Dataset rows describing interfaces:
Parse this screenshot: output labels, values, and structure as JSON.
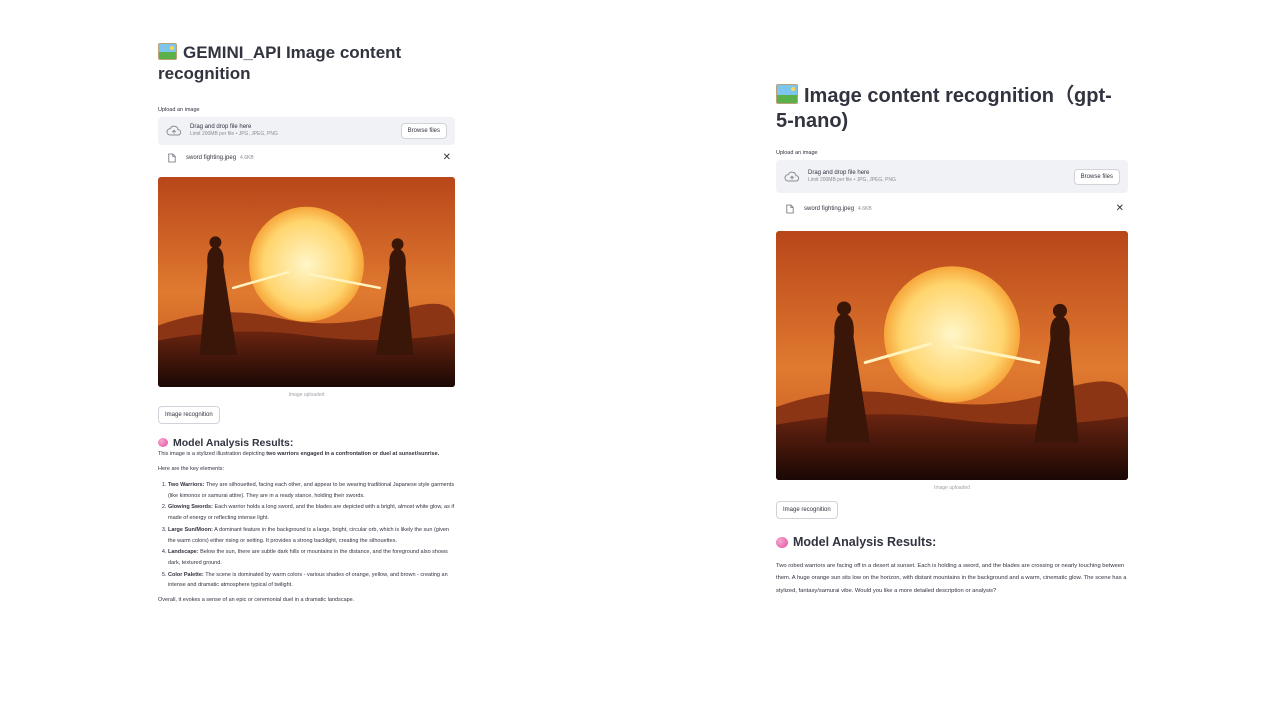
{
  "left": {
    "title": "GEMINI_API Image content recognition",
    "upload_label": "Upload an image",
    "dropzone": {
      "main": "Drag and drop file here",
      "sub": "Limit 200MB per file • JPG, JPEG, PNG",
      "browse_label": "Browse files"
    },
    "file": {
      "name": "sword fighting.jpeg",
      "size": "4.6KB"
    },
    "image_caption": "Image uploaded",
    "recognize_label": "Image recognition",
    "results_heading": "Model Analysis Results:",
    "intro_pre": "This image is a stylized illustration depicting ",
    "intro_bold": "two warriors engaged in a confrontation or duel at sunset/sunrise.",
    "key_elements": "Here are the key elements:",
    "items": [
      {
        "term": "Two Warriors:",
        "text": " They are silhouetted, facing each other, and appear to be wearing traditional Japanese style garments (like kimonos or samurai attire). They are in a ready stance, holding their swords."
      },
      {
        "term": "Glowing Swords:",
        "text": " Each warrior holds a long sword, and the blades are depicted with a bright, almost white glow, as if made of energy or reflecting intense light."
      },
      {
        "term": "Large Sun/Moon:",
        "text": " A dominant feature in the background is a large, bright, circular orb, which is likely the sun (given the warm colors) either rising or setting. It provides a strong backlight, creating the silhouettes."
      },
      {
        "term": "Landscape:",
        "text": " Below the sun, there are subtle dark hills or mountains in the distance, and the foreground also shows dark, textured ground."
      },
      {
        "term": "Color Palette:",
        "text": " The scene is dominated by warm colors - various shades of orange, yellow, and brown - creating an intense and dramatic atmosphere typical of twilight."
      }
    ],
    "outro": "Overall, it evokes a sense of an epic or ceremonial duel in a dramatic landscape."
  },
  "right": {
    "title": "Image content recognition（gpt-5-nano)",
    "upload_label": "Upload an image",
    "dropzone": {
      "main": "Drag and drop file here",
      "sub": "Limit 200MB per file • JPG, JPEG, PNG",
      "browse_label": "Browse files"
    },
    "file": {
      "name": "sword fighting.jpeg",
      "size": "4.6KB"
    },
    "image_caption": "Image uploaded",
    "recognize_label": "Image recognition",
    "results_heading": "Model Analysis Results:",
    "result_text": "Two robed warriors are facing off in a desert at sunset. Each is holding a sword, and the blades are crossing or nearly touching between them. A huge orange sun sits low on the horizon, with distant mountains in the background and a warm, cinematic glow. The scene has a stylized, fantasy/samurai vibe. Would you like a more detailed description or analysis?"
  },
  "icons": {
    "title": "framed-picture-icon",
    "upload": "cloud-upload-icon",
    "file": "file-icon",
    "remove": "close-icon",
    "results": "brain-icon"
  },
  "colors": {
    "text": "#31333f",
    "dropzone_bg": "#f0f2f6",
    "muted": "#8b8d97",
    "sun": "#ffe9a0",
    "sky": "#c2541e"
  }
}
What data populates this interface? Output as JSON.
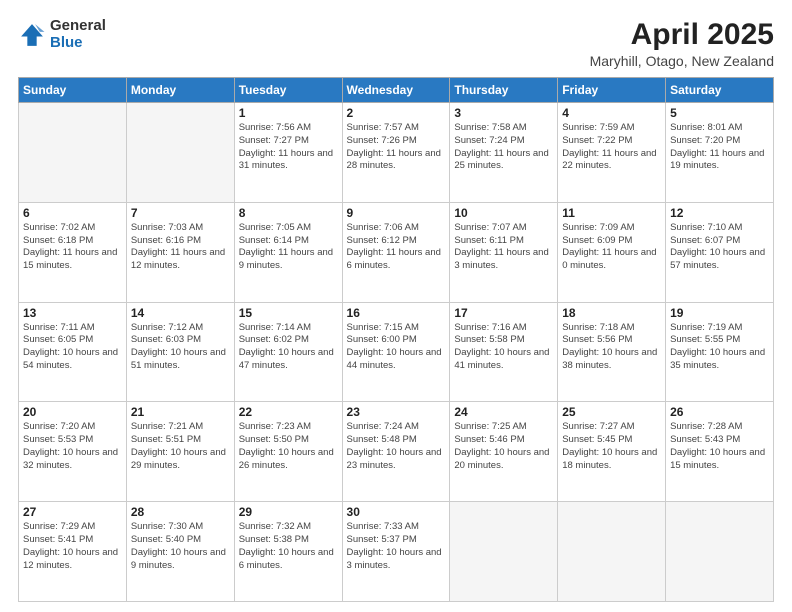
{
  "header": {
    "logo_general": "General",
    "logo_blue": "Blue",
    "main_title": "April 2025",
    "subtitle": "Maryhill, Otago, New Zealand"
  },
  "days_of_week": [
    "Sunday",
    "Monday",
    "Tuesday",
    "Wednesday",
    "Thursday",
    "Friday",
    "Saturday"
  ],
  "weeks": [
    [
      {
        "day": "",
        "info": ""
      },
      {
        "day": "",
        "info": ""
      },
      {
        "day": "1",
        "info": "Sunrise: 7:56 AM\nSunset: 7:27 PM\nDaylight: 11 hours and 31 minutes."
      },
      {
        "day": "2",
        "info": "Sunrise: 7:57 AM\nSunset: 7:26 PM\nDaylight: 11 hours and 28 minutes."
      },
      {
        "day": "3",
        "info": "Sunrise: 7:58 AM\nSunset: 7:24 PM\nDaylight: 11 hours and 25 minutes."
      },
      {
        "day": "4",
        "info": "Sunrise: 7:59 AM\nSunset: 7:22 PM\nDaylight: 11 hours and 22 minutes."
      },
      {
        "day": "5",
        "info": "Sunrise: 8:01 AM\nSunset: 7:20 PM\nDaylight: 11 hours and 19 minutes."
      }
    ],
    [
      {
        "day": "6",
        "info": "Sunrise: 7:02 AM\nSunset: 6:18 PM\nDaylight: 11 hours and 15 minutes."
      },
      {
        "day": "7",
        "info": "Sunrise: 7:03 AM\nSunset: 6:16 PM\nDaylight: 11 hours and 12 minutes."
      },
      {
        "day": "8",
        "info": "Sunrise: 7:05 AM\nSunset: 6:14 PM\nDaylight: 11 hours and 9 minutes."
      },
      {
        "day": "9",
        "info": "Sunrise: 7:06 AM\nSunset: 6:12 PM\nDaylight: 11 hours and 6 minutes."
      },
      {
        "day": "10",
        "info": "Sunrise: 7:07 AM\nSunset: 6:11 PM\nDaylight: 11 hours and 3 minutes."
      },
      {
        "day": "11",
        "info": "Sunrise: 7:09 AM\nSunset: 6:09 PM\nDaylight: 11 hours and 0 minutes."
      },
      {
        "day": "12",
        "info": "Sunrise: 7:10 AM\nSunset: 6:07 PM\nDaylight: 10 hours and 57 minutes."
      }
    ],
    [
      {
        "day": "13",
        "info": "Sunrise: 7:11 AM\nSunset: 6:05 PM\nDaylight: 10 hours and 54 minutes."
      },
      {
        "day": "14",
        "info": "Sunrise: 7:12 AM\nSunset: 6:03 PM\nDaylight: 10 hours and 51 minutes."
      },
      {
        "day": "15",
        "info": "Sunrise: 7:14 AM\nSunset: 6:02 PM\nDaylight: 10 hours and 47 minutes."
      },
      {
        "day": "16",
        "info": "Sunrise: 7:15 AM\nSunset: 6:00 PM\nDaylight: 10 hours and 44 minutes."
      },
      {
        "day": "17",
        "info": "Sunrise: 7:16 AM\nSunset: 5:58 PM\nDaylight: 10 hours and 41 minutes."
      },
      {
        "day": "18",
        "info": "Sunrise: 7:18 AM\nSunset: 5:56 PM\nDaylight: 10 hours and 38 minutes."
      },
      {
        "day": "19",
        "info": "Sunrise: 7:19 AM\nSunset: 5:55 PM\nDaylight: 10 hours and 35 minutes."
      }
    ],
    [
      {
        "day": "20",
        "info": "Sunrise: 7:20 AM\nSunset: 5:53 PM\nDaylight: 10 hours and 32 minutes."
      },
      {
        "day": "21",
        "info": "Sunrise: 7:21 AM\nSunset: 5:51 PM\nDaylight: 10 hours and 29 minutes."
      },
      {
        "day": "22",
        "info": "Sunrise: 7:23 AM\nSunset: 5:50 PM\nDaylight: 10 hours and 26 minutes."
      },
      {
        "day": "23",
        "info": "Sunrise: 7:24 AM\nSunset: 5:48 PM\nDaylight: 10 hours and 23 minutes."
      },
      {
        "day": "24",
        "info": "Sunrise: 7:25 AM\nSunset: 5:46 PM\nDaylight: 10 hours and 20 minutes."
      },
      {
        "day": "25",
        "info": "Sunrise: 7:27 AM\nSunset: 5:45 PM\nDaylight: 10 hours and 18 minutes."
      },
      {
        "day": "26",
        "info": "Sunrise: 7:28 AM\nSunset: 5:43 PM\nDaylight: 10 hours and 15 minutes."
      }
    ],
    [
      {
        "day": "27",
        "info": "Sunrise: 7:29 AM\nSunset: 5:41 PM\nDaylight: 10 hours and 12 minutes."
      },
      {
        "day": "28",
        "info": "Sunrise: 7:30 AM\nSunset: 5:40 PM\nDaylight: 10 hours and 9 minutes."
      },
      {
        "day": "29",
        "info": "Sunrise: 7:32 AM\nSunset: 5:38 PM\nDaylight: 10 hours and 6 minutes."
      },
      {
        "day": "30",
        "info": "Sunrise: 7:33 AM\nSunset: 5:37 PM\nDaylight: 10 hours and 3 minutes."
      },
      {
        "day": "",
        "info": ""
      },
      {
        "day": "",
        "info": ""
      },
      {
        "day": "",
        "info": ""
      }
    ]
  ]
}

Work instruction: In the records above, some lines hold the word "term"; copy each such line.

Solution to this problem:
        "term": "Two Warriors:",
        "term": "Glowing Swords:",
        "term": "Large Sun/Moon:",
        "term": "Landscape:",
        "term": "Color Palette:",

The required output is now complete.